• _WORK INSTRUCTION_: Exactly as written, reproduce all of the entries.
== Segment start ==
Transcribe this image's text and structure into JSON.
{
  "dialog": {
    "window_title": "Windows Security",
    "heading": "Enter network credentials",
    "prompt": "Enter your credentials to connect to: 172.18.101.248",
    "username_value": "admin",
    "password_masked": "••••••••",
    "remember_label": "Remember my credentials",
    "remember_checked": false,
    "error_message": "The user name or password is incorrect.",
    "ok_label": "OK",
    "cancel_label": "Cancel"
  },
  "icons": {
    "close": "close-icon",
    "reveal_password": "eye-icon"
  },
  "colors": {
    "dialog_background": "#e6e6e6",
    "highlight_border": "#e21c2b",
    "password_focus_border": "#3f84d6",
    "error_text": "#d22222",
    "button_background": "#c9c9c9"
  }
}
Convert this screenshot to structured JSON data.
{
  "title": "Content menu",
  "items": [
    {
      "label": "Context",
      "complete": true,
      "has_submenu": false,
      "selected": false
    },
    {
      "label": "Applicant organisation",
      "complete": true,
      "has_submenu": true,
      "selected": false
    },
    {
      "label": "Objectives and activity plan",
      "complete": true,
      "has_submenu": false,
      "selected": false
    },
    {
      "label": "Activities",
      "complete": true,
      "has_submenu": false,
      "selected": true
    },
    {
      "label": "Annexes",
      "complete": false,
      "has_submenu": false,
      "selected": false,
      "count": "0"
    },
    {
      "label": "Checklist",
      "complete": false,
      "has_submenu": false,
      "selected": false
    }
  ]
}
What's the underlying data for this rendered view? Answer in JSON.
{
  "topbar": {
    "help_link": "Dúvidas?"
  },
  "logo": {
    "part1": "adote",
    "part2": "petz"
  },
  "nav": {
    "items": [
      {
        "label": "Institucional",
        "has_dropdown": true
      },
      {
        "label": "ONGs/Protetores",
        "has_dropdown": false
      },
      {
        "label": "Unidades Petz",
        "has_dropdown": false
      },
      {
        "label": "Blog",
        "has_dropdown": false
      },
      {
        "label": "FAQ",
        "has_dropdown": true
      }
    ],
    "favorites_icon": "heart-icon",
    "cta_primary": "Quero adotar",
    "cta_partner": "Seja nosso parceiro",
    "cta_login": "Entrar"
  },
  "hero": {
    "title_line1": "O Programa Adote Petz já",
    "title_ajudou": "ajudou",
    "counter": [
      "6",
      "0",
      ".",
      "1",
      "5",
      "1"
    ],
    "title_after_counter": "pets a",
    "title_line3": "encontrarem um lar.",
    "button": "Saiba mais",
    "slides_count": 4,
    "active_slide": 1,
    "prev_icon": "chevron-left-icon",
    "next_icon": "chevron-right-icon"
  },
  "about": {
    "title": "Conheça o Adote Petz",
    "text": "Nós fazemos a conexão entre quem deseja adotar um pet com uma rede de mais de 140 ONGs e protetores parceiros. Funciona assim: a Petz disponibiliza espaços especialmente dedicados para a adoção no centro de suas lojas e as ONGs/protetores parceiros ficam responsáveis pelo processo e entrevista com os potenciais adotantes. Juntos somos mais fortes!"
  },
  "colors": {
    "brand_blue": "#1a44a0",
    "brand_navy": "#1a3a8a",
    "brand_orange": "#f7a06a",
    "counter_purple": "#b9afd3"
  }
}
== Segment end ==
• _RESPONSE_:
Transcribe this image's text and structure into JSON.
{
  "dialog": {
    "window_title": "Windows Security",
    "heading": "Enter network credentials",
    "prompt": "Enter your credentials to connect to: 172.18.101.248",
    "username_value": "admin",
    "password_masked": "••••••••",
    "remember_label": "Remember my credentials",
    "remember_checked": false,
    "error_message": "The user name or password is incorrect.",
    "ok_label": "OK",
    "cancel_label": "Cancel"
  },
  "icons": {
    "close": "close-icon",
    "reveal_password": "eye-icon"
  },
  "colors": {
    "dialog_background": "#e6e6e6",
    "highlight_border": "#e21c2b",
    "password_focus_border": "#3f84d6",
    "error_text": "#d22222",
    "button_background": "#c9c9c9"
  }
}
Convert this screenshot to structured JSON data.
{
  "title": "Content menu",
  "items": [
    {
      "label": "Context",
      "complete": true,
      "has_submenu": false,
      "selected": false
    },
    {
      "label": "Applicant organisation",
      "complete": true,
      "has_submenu": true,
      "selected": false
    },
    {
      "label": "Objectives and activity plan",
      "complete": true,
      "has_submenu": false,
      "selected": false
    },
    {
      "label": "Activities",
      "complete": true,
      "has_submenu": false,
      "selected": true
    },
    {
      "label": "Annexes",
      "complete": false,
      "has_submenu": false,
      "selected": false,
      "count": "0"
    },
    {
      "label": "Checklist",
      "complete": false,
      "has_submenu": false,
      "selected": false
    }
  ]
}
What's the underlying data for this rendered view? Answer in JSON.
{
  "topbar": {
    "help_link": "Dúvidas?"
  },
  "logo": {
    "part1": "adote",
    "part2": "petz"
  },
  "nav": {
    "items": [
      {
        "label": "Institucional",
        "has_dropdown": true
      },
      {
        "label": "ONGs/Protetores",
        "has_dropdown": false
      },
      {
        "label": "Unidades Petz",
        "has_dropdown": false
      },
      {
        "label": "Blog",
        "has_dropdown": false
      },
      {
        "label": "FAQ",
        "has_dropdown": true
      }
    ],
    "favorites_icon": "heart-icon",
    "cta_primary": "Quero adotar",
    "cta_partner": "Seja nosso parceiro",
    "cta_login": "Entrar"
  },
  "hero": {
    "title_line1": "O Programa Adote Petz já",
    "title_ajudou": "ajudou",
    "counter": [
      "6",
      "0",
      ".",
      "1",
      "5",
      "1"
    ],
    "title_after_counter": "pets a",
    "title_line3": "encontrarem um lar.",
    "button": "Saiba mais",
    "slides_count": 4,
    "active_slide": 1,
    "prev_icon": "chevron-left-icon",
    "next_icon": "chevron-right-icon"
  },
  "about": {
    "title": "Conheça o Adote Petz",
    "text": "Nós fazemos a conexão entre quem deseja adotar um pet com uma rede de mais de 140 ONGs e protetores parceiros. Funciona assim: a Petz disponibiliza espaços especialmente dedicados para a adoção no centro de suas lojas e as ONGs/protetores parceiros ficam responsáveis pelo processo e entrevista com os potenciais adotantes. Juntos somos mais fortes!"
  },
  "colors": {
    "brand_blue": "#1a44a0",
    "brand_navy": "#1a3a8a",
    "brand_orange": "#f7a06a",
    "counter_purple": "#b9afd3"
  }
}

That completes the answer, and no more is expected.